What you will do - Wherever a line of the records contains "ビジュアル株式会社", copy that line.

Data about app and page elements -
---

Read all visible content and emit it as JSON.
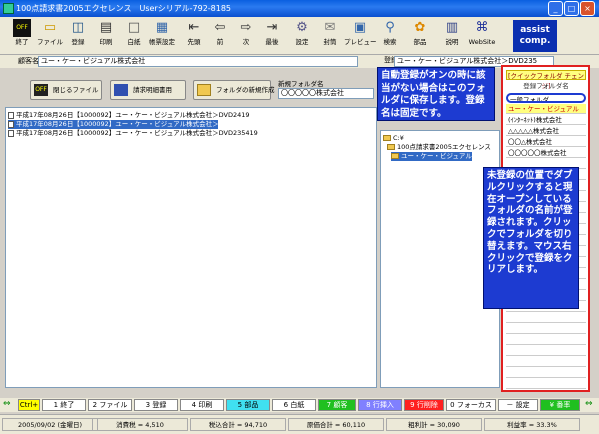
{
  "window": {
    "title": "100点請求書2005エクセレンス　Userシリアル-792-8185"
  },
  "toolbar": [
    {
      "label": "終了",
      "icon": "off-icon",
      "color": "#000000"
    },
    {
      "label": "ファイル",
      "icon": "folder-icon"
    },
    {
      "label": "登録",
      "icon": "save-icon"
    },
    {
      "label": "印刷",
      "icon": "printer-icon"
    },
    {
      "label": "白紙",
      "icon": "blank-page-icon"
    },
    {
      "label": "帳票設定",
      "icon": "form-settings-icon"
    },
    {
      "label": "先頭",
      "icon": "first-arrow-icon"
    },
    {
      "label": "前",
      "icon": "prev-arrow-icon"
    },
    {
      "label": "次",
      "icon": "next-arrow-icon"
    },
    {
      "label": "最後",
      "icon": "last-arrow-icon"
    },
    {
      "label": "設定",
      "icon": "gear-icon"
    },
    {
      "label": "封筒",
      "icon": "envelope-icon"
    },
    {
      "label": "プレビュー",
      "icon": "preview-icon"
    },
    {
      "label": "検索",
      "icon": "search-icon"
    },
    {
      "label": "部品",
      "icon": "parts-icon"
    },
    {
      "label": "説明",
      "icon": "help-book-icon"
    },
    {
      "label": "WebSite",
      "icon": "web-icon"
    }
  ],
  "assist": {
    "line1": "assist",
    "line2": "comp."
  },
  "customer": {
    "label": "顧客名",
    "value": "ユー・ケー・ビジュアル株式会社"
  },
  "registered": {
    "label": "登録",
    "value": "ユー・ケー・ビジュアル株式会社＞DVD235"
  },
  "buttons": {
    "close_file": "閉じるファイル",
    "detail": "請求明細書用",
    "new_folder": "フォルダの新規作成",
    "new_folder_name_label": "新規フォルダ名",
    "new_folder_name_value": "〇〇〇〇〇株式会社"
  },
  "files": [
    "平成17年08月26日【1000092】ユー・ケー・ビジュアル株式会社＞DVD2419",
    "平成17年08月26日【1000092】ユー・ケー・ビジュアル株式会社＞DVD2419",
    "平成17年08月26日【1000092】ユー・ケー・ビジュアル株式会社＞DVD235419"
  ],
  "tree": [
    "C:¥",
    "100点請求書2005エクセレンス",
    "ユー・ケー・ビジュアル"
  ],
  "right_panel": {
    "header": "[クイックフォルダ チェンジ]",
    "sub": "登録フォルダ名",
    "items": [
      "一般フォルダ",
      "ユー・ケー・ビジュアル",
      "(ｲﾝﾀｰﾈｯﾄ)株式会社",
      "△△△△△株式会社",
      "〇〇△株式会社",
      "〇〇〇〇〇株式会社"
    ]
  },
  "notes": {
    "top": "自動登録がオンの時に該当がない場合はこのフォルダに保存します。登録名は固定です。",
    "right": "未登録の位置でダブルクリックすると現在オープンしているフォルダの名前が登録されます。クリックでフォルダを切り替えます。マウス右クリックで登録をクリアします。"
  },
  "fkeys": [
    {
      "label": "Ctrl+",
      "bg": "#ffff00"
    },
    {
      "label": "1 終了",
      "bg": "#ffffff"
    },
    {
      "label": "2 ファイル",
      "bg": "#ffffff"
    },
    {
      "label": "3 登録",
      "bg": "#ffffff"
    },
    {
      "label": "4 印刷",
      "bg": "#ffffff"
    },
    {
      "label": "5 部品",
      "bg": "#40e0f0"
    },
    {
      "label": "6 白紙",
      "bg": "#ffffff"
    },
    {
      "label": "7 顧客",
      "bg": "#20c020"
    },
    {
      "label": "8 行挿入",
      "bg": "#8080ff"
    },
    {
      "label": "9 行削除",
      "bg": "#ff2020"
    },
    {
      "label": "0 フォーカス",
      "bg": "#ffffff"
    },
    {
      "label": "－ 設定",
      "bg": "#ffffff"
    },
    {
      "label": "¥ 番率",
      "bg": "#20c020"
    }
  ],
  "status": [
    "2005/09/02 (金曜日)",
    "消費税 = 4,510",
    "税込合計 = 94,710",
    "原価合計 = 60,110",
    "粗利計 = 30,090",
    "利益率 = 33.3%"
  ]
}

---

Exercise output -
    "value": "ユー・ケー・ビジュアル株式会社"
    "value": "ユー・ケー・ビジュアル株式会社＞DVD235"
    "平成17年08月26日【1000092】ユー・ケー・ビジュアル株式会社＞DVD2419",
    "平成17年08月26日【1000092】ユー・ケー・ビジュアル株式会社＞DVD2419",
    "平成17年08月26日【1000092】ユー・ケー・ビジュアル株式会社＞DVD235419"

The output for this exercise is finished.